**Problem:**
Without including any pictures, return the records below exactly as written.

**Recorded data:**
*** Begin section ***

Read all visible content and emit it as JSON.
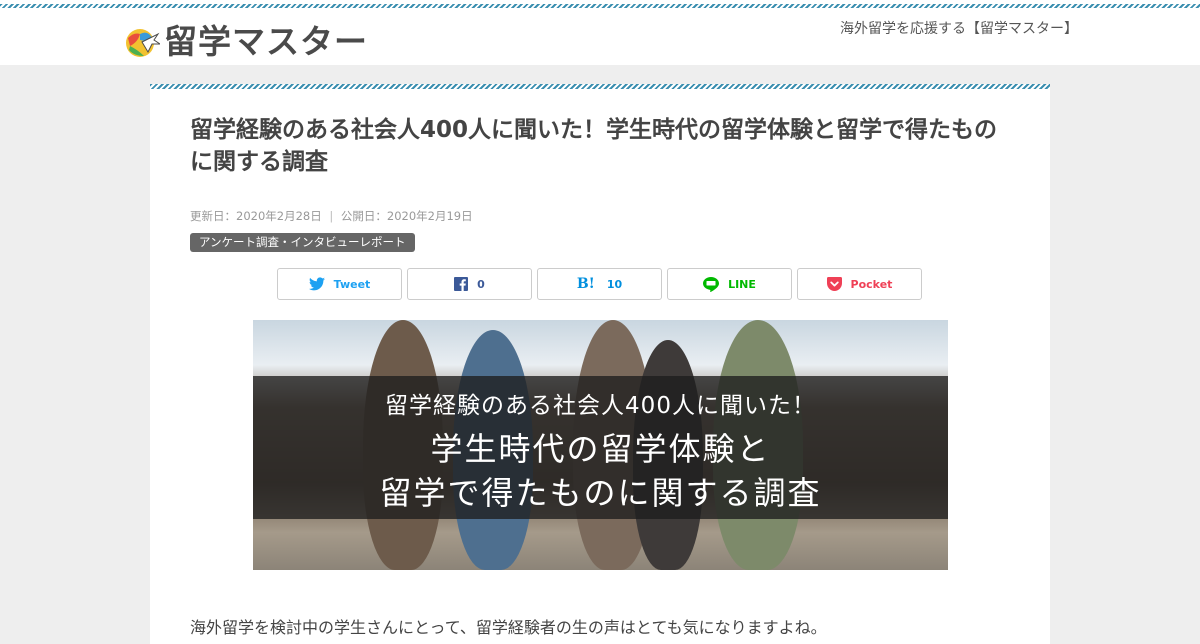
{
  "header": {
    "logo_text": "留学マスター",
    "tagline": "海外留学を応援する【留学マスター】"
  },
  "article": {
    "title": "留学経験のある社会人400人に聞いた！学生時代の留学体験と留学で得たものに関する調査",
    "updated": "更新日：2020年2月28日",
    "published": "公開日：2020年2月19日",
    "meta_separator": "|",
    "category": "アンケート調査・インタビューレポート",
    "intro": "海外留学を検討中の学生さんにとって、留学経験者の生の声はとても気になりますよね。"
  },
  "share": {
    "twitter": "Tweet",
    "facebook": "0",
    "hatena_mark": "B!",
    "hatena": "10",
    "line": "LINE",
    "pocket": "Pocket"
  },
  "hero": {
    "line1": "留学経験のある社会人400人に聞いた！",
    "line2": "学生時代の留学体験と",
    "line3": "留学で得たものに関する調査"
  },
  "colors": {
    "accent_stripe": "#3b8fb0",
    "twitter": "#1da1f2",
    "facebook": "#3b5998",
    "hatena": "#008fde",
    "line": "#00b900",
    "pocket": "#ef4056"
  }
}
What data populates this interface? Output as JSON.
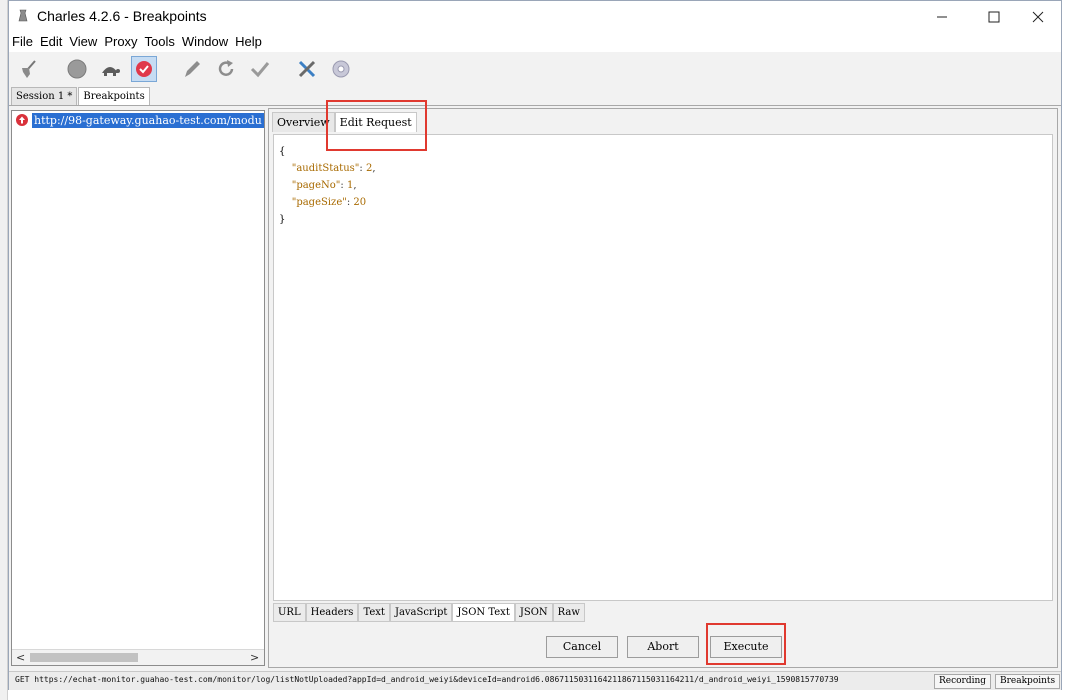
{
  "window": {
    "title": "Charles 4.2.6 - Breakpoints"
  },
  "menu": [
    "File",
    "Edit",
    "View",
    "Proxy",
    "Tools",
    "Window",
    "Help"
  ],
  "toolbar": {
    "icons": [
      "broom-icon",
      "record-icon",
      "throttle-turtle-icon",
      "breakpoints-icon",
      "pen-icon",
      "repeat-icon",
      "validate-check-icon",
      "tools-icon",
      "settings-gear-icon"
    ],
    "active": "breakpoints-icon"
  },
  "session_tabs": [
    "Session 1 *",
    "Breakpoints"
  ],
  "request_list": {
    "url": "http://98-gateway.guahao-test.com/modu"
  },
  "detail_tabs": [
    "Overview",
    "Edit Request"
  ],
  "json_body": {
    "open": "{",
    "lines": [
      {
        "key": "\"auditStatus\"",
        "value": "2",
        "comma": ","
      },
      {
        "key": "\"pageNo\"",
        "value": "1",
        "comma": ","
      },
      {
        "key": "\"pageSize\"",
        "value": "20",
        "comma": ""
      }
    ],
    "close": "}"
  },
  "bottom_tabs": [
    "URL",
    "Headers",
    "Text",
    "JavaScript",
    "JSON Text",
    "JSON",
    "Raw"
  ],
  "buttons": {
    "cancel": "Cancel",
    "abort": "Abort",
    "execute": "Execute"
  },
  "status": {
    "text": "GET https://echat-monitor.guahao-test.com/monitor/log/listNotUploaded?appId=d_android_weiyi&deviceId=android6.0867115031164211867115031164211/d_android_weiyi_1590815770739",
    "recording": "Recording",
    "breakpoints": "Breakpoints"
  },
  "colors": {
    "highlight": "#e0392f",
    "selection": "#2a6fd2",
    "json_value": "#a86a00"
  }
}
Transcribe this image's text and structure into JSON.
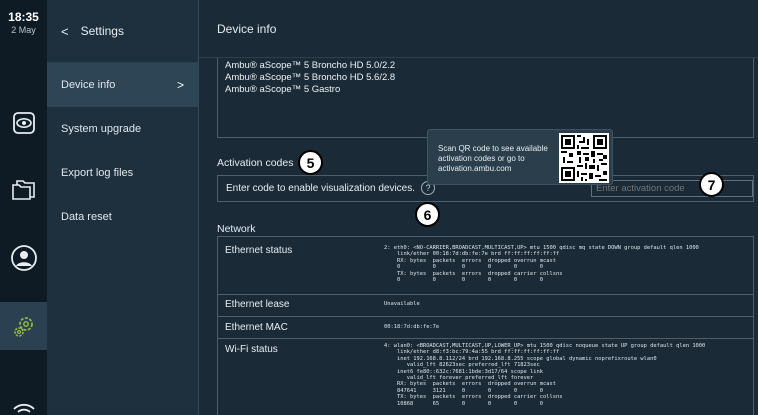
{
  "status": {
    "time": "18:35",
    "date": "2 May"
  },
  "rail": {
    "items": [
      {
        "name": "live-view",
        "icon": "eye-icon"
      },
      {
        "name": "files",
        "icon": "folders-icon"
      },
      {
        "name": "user",
        "icon": "user-icon"
      },
      {
        "name": "settings",
        "icon": "gear-icon",
        "active": true
      },
      {
        "name": "wifi",
        "icon": "wifi-icon"
      }
    ]
  },
  "settings": {
    "back_glyph": "<",
    "title": "Settings",
    "menu": [
      {
        "label": "Device info",
        "selected": true,
        "chevron": ">"
      },
      {
        "label": "System upgrade"
      },
      {
        "label": "Export log files"
      },
      {
        "label": "Data reset"
      }
    ]
  },
  "main": {
    "title": "Device info",
    "devices": [
      "Ambu® aScope™ 5 Broncho HD 5.0/2.2",
      "Ambu® aScope™ 5 Broncho HD 5.6/2.8",
      "Ambu® aScope™ 5 Gastro"
    ],
    "activation": {
      "label": "Activation codes",
      "prompt": "Enter code to enable visualization devices.",
      "help_glyph": "?",
      "placeholder": "Enter activation code",
      "tooltip": "Scan QR code to see available activation codes or go to activation.ambu.com"
    },
    "callouts": {
      "five": "5",
      "six": "6",
      "seven": "7"
    },
    "network": {
      "label": "Network",
      "rows": [
        {
          "key": "Ethernet status",
          "value": "2: eth0: <NO-CARRIER,BROADCAST,MULTICAST,UP> mtu 1500 qdisc mq state DOWN group default qlen 1000\n    link/ether 00:18:7d:db:fe:7e brd ff:ff:ff:ff:ff:ff\n    RX: bytes  packets  errors  dropped overrun mcast\n    0          0        0       0       0       0\n    TX: bytes  packets  errors  dropped carrier collsns\n    0          0        0       0       0       0"
        },
        {
          "key": "Ethernet lease",
          "value": "Unavailable"
        },
        {
          "key": "Ethernet MAC",
          "value": "00:18:7d:db:fe:7e"
        },
        {
          "key": "Wi-Fi status",
          "value": "4: wlan0: <BROADCAST,MULTICAST,UP,LOWER_UP> mtu 1500 qdisc noqueue state UP group default qlen 1000\n    link/ether d8:f3:bc:79:4a:55 brd ff:ff:ff:ff:ff:ff\n    inet 192.168.8.112/24 brd 192.168.8.255 scope global dynamic noprefixroute wlan0\n       valid_lft 82623sec preferred_lft 71823sec\n    inet6 fe80::632c:7681:1bde:3d17/64 scope link\n       valid_lft forever preferred_lft forever\n    RX: bytes  packets  errors  dropped overrun mcast\n    847641     3121     0       0       0       0\n    TX: bytes  packets  errors  dropped carrier collsns\n    10868      65       0       0       0       0"
        }
      ]
    }
  },
  "colors": {
    "rail_bg": "#0e1a24",
    "panel_bg": "#1e303d",
    "main_bg": "#1a2a36",
    "selected_bg": "#2e4556"
  }
}
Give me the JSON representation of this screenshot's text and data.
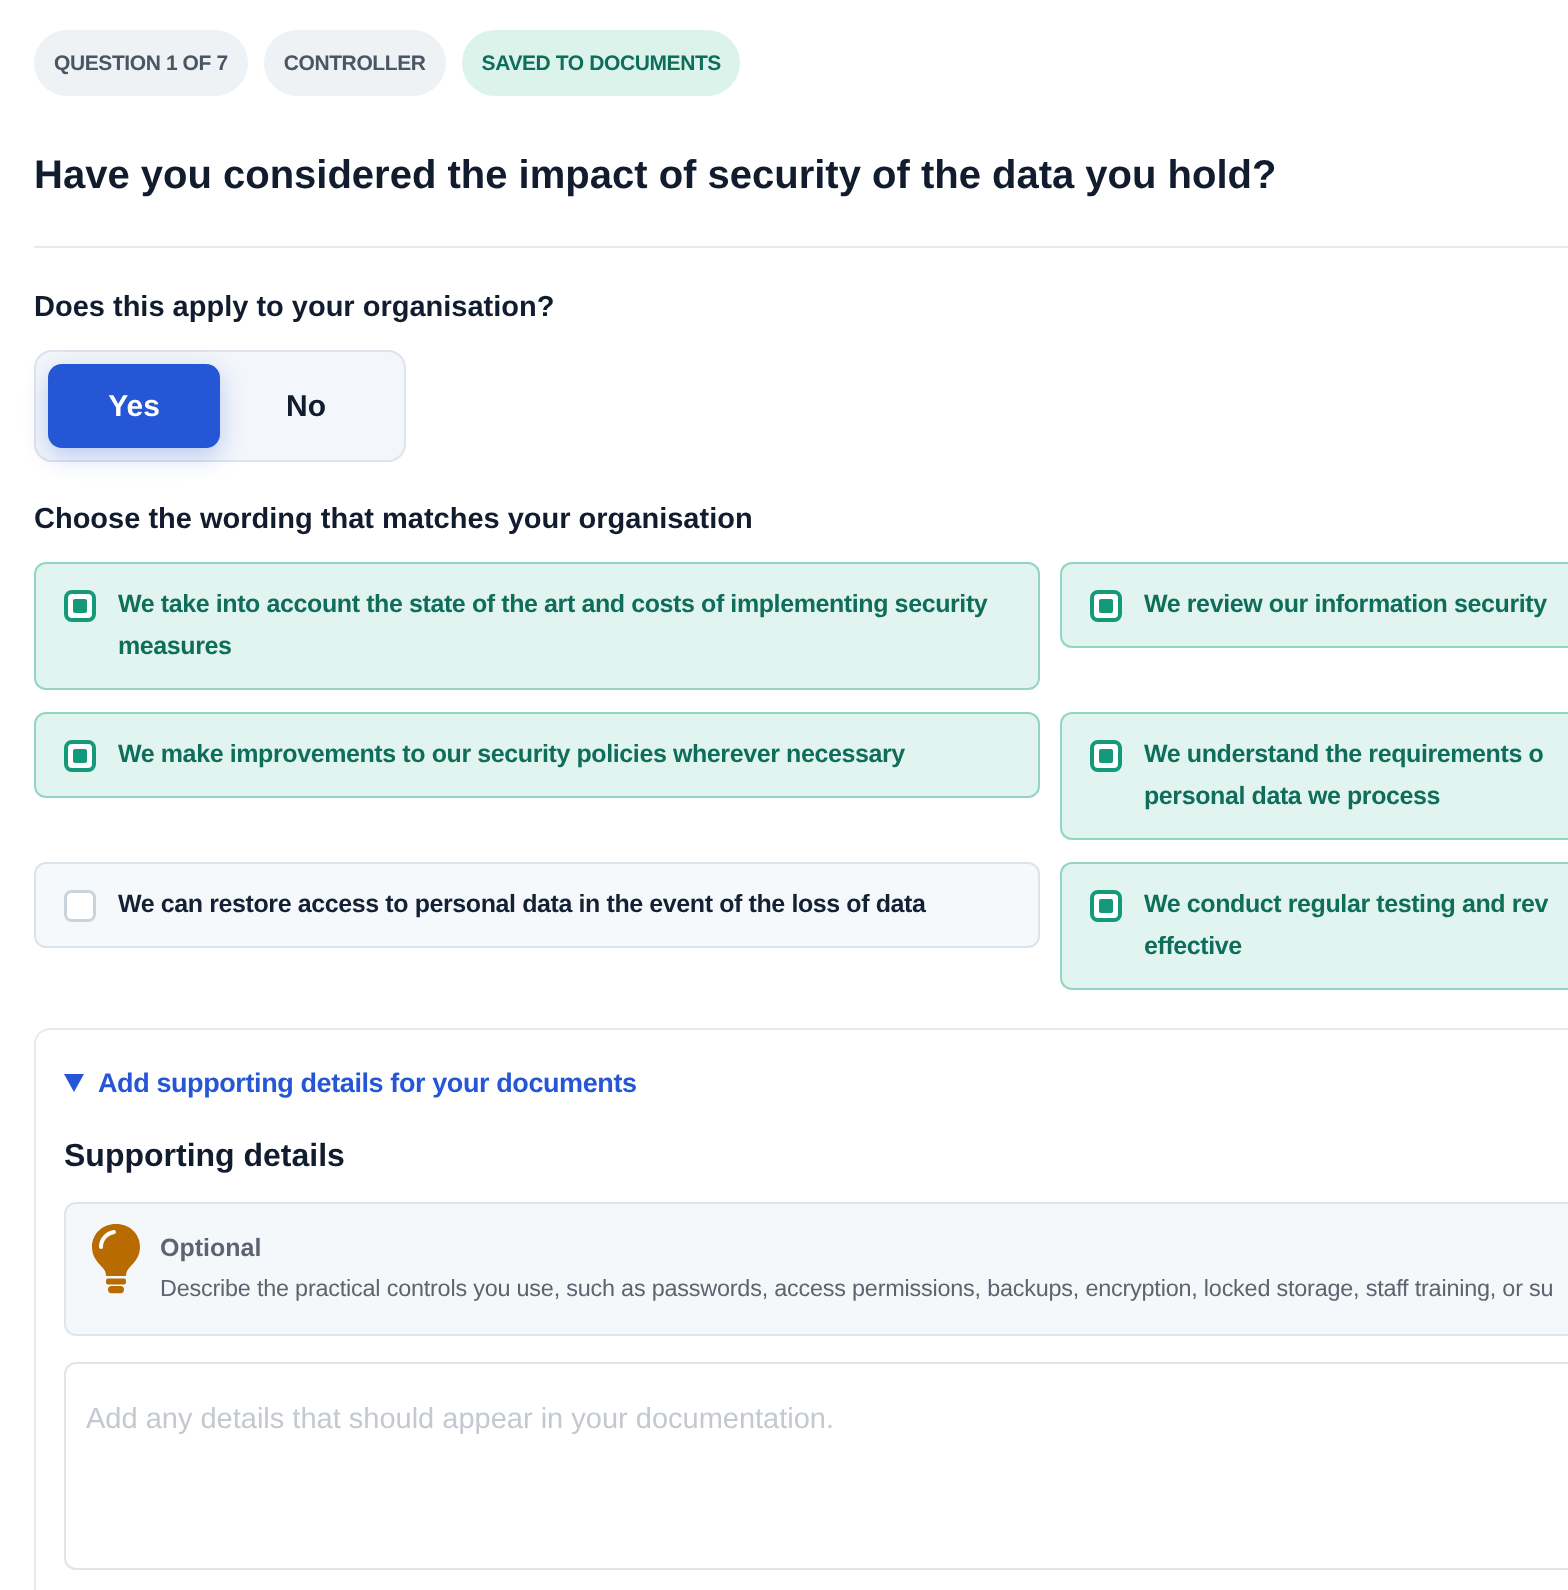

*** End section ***

**Reply to the exercise:**
Read all visible content and emit it as JSON.
{
  "header": {
    "logo_text": "留学マスター",
    "tagline": "海外留学を応援する【留学マスター】"
  },
  "article": {
    "title": "留学経験のある社会人400人に聞いた！学生時代の留学体験と留学で得たものに関する調査",
    "updated": "更新日：2020年2月28日",
    "published": "公開日：2020年2月19日",
    "meta_separator": "|",
    "category": "アンケート調査・インタビューレポート",
    "intro": "海外留学を検討中の学生さんにとって、留学経験者の生の声はとても気になりますよね。"
  },
  "share": {
    "twitter": "Tweet",
    "facebook": "0",
    "hatena_mark": "B!",
    "hatena": "10",
    "line": "LINE",
    "pocket": "Pocket"
  },
  "hero": {
    "line1": "留学経験のある社会人400人に聞いた！",
    "line2": "学生時代の留学体験と",
    "line3": "留学で得たものに関する調査"
  },
  "colors": {
    "accent_stripe": "#3b8fb0",
    "twitter": "#1da1f2",
    "facebook": "#3b5998",
    "hatena": "#008fde",
    "line": "#00b900",
    "pocket": "#ef4056"
  }
}
What data populates this interface? Output as JSON.
{
  "window": {
    "title": "Charles 4.2.6 - Breakpoints"
  },
  "menu": [
    "File",
    "Edit",
    "View",
    "Proxy",
    "Tools",
    "Window",
    "Help"
  ],
  "toolbar": {
    "icons": [
      "broom-icon",
      "record-icon",
      "throttle-turtle-icon",
      "breakpoints-icon",
      "pen-icon",
      "repeat-icon",
      "validate-check-icon",
      "tools-icon",
      "settings-gear-icon"
    ],
    "active": "breakpoints-icon"
  },
  "session_tabs": [
    "Session 1 *",
    "Breakpoints"
  ],
  "request_list": {
    "url": "http://98-gateway.guahao-test.com/modu"
  },
  "detail_tabs": [
    "Overview",
    "Edit Request"
  ],
  "json_body": {
    "open": "{",
    "lines": [
      {
        "key": "\"auditStatus\"",
        "value": "2",
        "comma": ","
      },
      {
        "key": "\"pageNo\"",
        "value": "1",
        "comma": ","
      },
      {
        "key": "\"pageSize\"",
        "value": "20",
        "comma": ""
      }
    ],
    "close": "}"
  },
  "bottom_tabs": [
    "URL",
    "Headers",
    "Text",
    "JavaScript",
    "JSON Text",
    "JSON",
    "Raw"
  ],
  "buttons": {
    "cancel": "Cancel",
    "abort": "Abort",
    "execute": "Execute"
  },
  "status": {
    "text": "GET https://echat-monitor.guahao-test.com/monitor/log/listNotUploaded?appId=d_android_weiyi&deviceId=android6.0867115031164211867115031164211/d_android_weiyi_1590815770739",
    "recording": "Recording",
    "breakpoints": "Breakpoints"
  },
  "colors": {
    "highlight": "#e0392f",
    "selection": "#2a6fd2",
    "json_value": "#a86a00"
  }
}
Transcribe this image's text and structure into JSON.
{
  "status": {
    "time": "18:35",
    "date": "2 May"
  },
  "rail": {
    "items": [
      {
        "name": "live-view",
        "icon": "eye-icon"
      },
      {
        "name": "files",
        "icon": "folders-icon"
      },
      {
        "name": "user",
        "icon": "user-icon"
      },
      {
        "name": "settings",
        "icon": "gear-icon",
        "active": true
      },
      {
        "name": "wifi",
        "icon": "wifi-icon"
      }
    ]
  },
  "settings": {
    "back_glyph": "<",
    "title": "Settings",
    "menu": [
      {
        "label": "Device info",
        "selected": true,
        "chevron": ">"
      },
      {
        "label": "System upgrade"
      },
      {
        "label": "Export log files"
      },
      {
        "label": "Data reset"
      }
    ]
  },
  "main": {
    "title": "Device info",
    "devices": [
      "Ambu® aScope™ 5 Broncho HD 5.0/2.2",
      "Ambu® aScope™ 5 Broncho HD 5.6/2.8",
      "Ambu® aScope™ 5 Gastro"
    ],
    "activation": {
      "label": "Activation codes",
      "prompt": "Enter code to enable visualization devices.",
      "help_glyph": "?",
      "placeholder": "Enter activation code",
      "tooltip": "Scan QR code to see available activation codes or go to activation.ambu.com"
    },
    "callouts": {
      "five": "5",
      "six": "6",
      "seven": "7"
    },
    "network": {
      "label": "Network",
      "rows": [
        {
          "key": "Ethernet status",
          "value": "2: eth0: <NO-CARRIER,BROADCAST,MULTICAST,UP> mtu 1500 qdisc mq state DOWN group default qlen 1000\n    link/ether 00:18:7d:db:fe:7e brd ff:ff:ff:ff:ff:ff\n    RX: bytes  packets  errors  dropped overrun mcast\n    0          0        0       0       0       0\n    TX: bytes  packets  errors  dropped carrier collsns\n    0          0        0       0       0       0"
        },
        {
          "key": "Ethernet lease",
          "value": "Unavailable"
        },
        {
          "key": "Ethernet MAC",
          "value": "00:18:7d:db:fe:7e"
        },
        {
          "key": "Wi-Fi status",
          "value": "4: wlan0: <BROADCAST,MULTICAST,UP,LOWER_UP> mtu 1500 qdisc noqueue state UP group default qlen 1000\n    link/ether d8:f3:bc:79:4a:55 brd ff:ff:ff:ff:ff:ff\n    inet 192.168.8.112/24 brd 192.168.8.255 scope global dynamic noprefixroute wlan0\n       valid_lft 82623sec preferred_lft 71823sec\n    inet6 fe80::632c:7681:1bde:3d17/64 scope link\n       valid_lft forever preferred_lft forever\n    RX: bytes  packets  errors  dropped overrun mcast\n    847641     3121     0       0       0       0\n    TX: bytes  packets  errors  dropped carrier collsns\n    10868      65       0       0       0       0"
        }
      ]
    }
  },
  "colors": {
    "rail_bg": "#0e1a24",
    "panel_bg": "#1e303d",
    "main_bg": "#1a2a36",
    "selected_bg": "#2e4556"
  }
}
Give me the JSON representation of this screenshot's text and data.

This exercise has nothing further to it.